──────── STUDY MATERIAL
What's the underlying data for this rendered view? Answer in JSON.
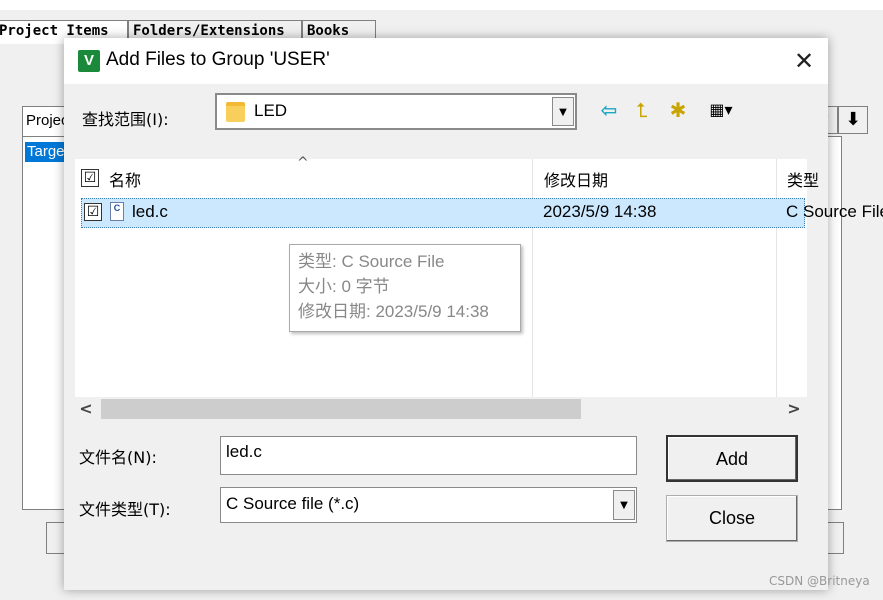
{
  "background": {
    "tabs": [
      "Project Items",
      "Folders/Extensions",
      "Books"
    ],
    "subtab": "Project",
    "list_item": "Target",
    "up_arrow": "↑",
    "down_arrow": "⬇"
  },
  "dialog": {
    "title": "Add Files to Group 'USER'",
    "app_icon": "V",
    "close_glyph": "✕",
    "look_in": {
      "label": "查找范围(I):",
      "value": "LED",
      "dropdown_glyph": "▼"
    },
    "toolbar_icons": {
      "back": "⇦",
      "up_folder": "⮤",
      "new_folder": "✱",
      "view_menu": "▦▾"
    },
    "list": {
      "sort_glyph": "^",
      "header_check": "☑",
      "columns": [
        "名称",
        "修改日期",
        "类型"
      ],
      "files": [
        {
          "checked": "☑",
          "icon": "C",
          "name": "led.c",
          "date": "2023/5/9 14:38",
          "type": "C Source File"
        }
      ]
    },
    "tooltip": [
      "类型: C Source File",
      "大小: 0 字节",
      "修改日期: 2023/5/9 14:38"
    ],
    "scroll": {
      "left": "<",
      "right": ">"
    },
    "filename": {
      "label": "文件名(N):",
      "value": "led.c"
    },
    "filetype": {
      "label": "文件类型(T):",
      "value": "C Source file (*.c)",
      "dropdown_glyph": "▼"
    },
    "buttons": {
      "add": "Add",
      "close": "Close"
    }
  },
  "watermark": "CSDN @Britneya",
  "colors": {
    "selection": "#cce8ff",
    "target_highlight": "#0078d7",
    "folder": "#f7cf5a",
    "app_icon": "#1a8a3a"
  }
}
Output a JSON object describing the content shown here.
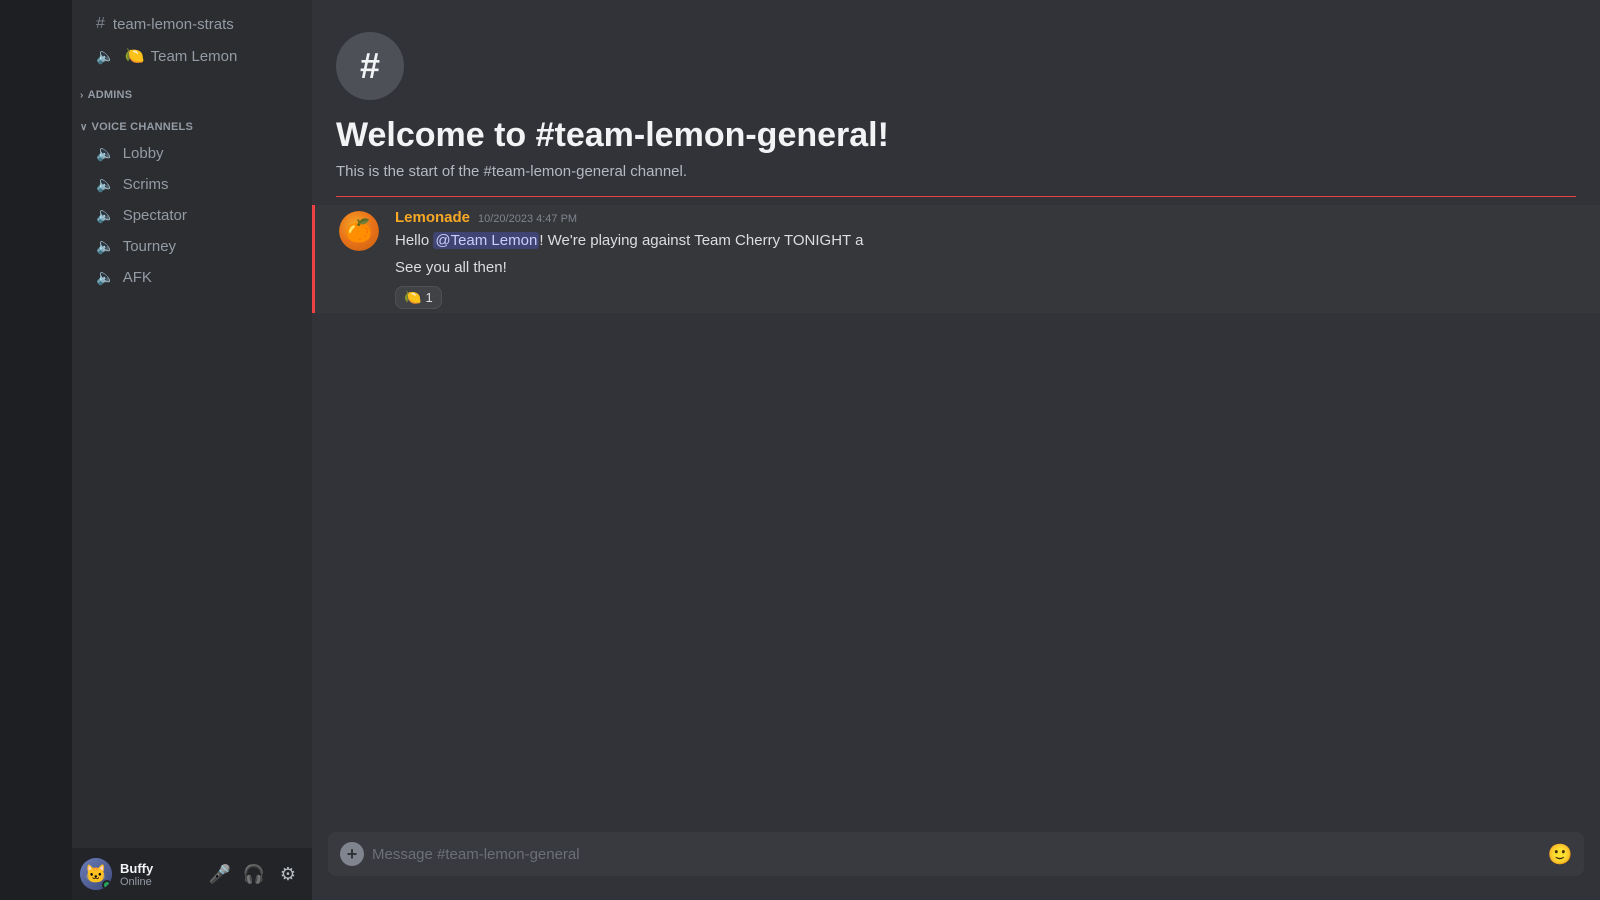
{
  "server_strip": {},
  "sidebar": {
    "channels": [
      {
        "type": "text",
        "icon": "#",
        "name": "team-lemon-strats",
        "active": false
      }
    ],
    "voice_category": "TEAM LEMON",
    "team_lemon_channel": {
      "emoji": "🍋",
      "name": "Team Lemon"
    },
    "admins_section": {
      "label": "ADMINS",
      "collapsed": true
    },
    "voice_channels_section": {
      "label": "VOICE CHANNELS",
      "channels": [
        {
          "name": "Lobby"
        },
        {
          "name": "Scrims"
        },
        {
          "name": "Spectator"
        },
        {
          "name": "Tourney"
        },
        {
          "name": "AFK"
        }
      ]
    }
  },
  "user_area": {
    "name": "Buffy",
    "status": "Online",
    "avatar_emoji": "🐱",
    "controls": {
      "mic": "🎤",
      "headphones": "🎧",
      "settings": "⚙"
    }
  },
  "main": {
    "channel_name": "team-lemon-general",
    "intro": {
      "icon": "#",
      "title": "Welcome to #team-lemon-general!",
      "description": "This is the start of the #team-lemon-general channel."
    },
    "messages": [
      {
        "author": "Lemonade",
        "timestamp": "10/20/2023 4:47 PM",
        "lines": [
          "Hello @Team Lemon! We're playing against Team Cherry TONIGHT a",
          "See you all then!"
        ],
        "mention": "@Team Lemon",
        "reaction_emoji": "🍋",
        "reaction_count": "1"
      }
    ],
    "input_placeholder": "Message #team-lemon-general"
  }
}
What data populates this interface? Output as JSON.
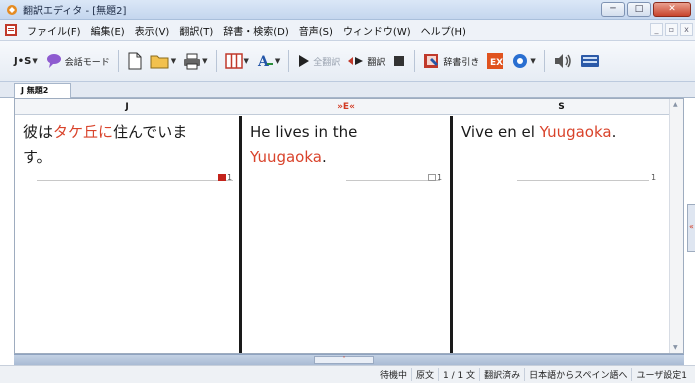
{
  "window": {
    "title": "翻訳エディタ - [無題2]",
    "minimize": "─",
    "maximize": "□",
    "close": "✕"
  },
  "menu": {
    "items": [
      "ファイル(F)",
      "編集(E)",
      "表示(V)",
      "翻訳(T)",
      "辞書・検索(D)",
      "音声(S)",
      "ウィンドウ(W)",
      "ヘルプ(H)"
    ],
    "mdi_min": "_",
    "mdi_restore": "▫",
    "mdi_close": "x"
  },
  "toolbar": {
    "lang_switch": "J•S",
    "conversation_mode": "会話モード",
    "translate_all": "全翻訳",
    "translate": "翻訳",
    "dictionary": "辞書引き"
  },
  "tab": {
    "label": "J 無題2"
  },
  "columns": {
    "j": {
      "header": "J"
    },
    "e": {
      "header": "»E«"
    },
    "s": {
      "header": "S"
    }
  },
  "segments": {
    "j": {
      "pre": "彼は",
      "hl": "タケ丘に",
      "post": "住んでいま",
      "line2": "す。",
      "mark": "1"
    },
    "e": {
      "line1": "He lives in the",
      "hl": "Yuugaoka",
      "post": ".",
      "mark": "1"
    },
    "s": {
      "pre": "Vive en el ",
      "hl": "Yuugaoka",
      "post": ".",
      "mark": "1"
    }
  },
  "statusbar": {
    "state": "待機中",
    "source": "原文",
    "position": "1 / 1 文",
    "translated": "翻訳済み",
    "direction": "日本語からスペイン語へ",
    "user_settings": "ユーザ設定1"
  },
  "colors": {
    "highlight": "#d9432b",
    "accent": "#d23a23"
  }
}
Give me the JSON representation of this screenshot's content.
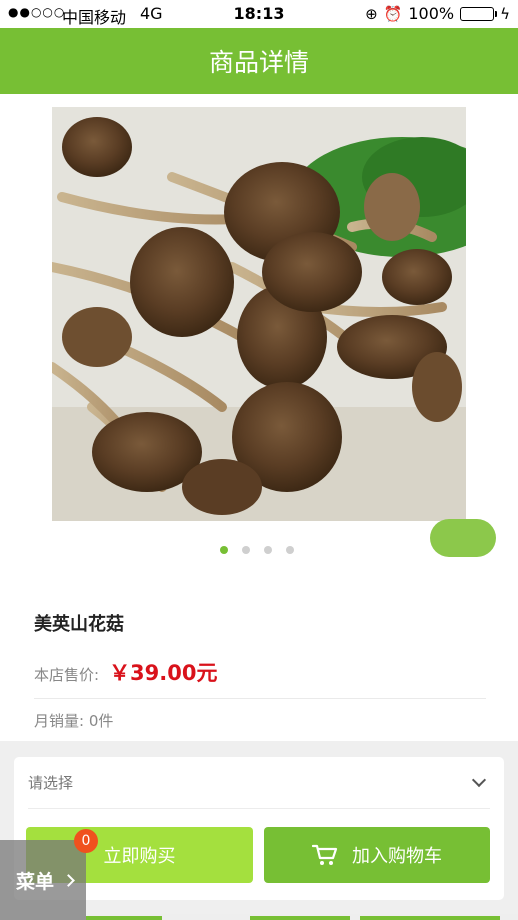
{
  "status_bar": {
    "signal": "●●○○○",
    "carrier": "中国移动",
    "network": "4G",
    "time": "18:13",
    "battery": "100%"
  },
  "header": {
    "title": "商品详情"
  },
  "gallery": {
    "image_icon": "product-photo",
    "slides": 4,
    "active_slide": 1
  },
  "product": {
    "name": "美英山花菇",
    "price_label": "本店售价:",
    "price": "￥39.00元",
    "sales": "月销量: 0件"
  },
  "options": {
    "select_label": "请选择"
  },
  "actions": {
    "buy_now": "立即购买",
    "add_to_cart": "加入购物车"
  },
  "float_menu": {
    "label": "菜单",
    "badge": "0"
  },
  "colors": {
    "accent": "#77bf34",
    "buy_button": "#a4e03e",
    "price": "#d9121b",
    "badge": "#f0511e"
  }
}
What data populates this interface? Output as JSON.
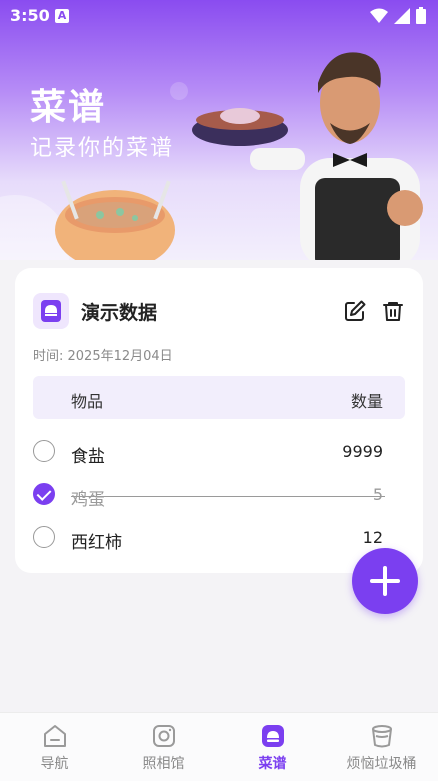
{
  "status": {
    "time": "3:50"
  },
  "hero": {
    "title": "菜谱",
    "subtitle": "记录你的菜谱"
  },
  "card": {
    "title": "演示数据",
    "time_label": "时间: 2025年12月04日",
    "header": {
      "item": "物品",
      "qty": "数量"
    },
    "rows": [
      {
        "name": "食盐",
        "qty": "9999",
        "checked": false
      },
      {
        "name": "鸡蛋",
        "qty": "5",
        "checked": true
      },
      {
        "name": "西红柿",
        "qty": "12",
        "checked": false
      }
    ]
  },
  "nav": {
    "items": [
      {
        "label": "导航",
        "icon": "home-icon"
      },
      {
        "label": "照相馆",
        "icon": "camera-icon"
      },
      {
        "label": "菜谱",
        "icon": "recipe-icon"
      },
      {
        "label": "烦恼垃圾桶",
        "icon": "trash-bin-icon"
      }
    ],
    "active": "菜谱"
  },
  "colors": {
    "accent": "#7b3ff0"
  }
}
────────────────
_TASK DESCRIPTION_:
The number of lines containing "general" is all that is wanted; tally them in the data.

_RESULT_:
4